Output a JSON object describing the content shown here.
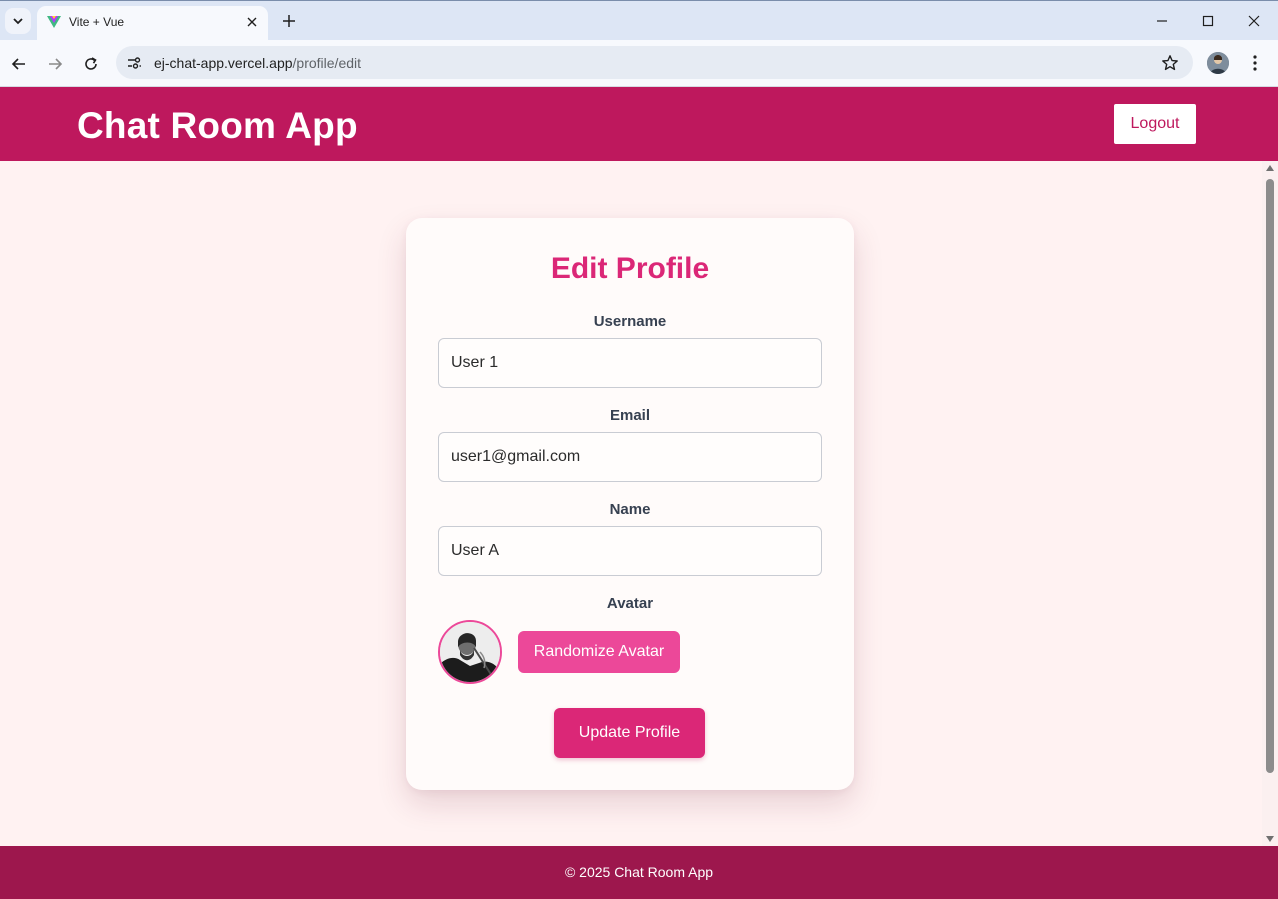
{
  "browser": {
    "tab_title": "Vite + Vue",
    "url_host": "ej-chat-app.vercel.app",
    "url_path": "/profile/edit"
  },
  "header": {
    "app_title": "Chat Room App",
    "logout_label": "Logout"
  },
  "form": {
    "title": "Edit Profile",
    "username_label": "Username",
    "username_value": "User 1",
    "email_label": "Email",
    "email_value": "user1@gmail.com",
    "name_label": "Name",
    "name_value": "User A",
    "avatar_label": "Avatar",
    "randomize_label": "Randomize Avatar",
    "update_label": "Update Profile"
  },
  "footer": {
    "text": "© 2025 Chat Room App"
  },
  "colors": {
    "header_bg": "#be185d",
    "footer_bg": "#9d174d",
    "accent": "#db2777",
    "button_pink": "#ec4899",
    "page_bg": "#fff2f2"
  },
  "icons": [
    "chevron-down-icon",
    "vue-icon",
    "close-icon",
    "plus-icon",
    "minimize-icon",
    "maximize-icon",
    "back-icon",
    "forward-icon",
    "reload-icon",
    "site-info-icon",
    "star-icon",
    "profile-icon",
    "more-vert-icon"
  ]
}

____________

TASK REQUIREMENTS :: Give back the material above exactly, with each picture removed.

ANSWER FOR THIS EXERCISE ::
Output a JSON object describing the content shown here.
{
  "browser": {
    "tab_title": "Vite + Vue",
    "url_host": "ej-chat-app.vercel.app",
    "url_path": "/profile/edit"
  },
  "header": {
    "app_title": "Chat Room App",
    "logout_label": "Logout"
  },
  "form": {
    "title": "Edit Profile",
    "username_label": "Username",
    "username_value": "User 1",
    "email_label": "Email",
    "email_value": "user1@gmail.com",
    "name_label": "Name",
    "name_value": "User A",
    "avatar_label": "Avatar",
    "randomize_label": "Randomize Avatar",
    "update_label": "Update Profile"
  },
  "footer": {
    "text": "© 2025 Chat Room App"
  },
  "colors": {
    "header_bg": "#be185d",
    "footer_bg": "#9d174d",
    "accent": "#db2777",
    "button_pink": "#ec4899",
    "page_bg": "#fff2f2"
  },
  "icons": [
    "chevron-down-icon",
    "vue-icon",
    "close-icon",
    "plus-icon",
    "minimize-icon",
    "maximize-icon",
    "back-icon",
    "forward-icon",
    "reload-icon",
    "site-info-icon",
    "star-icon",
    "profile-icon",
    "more-vert-icon"
  ]
}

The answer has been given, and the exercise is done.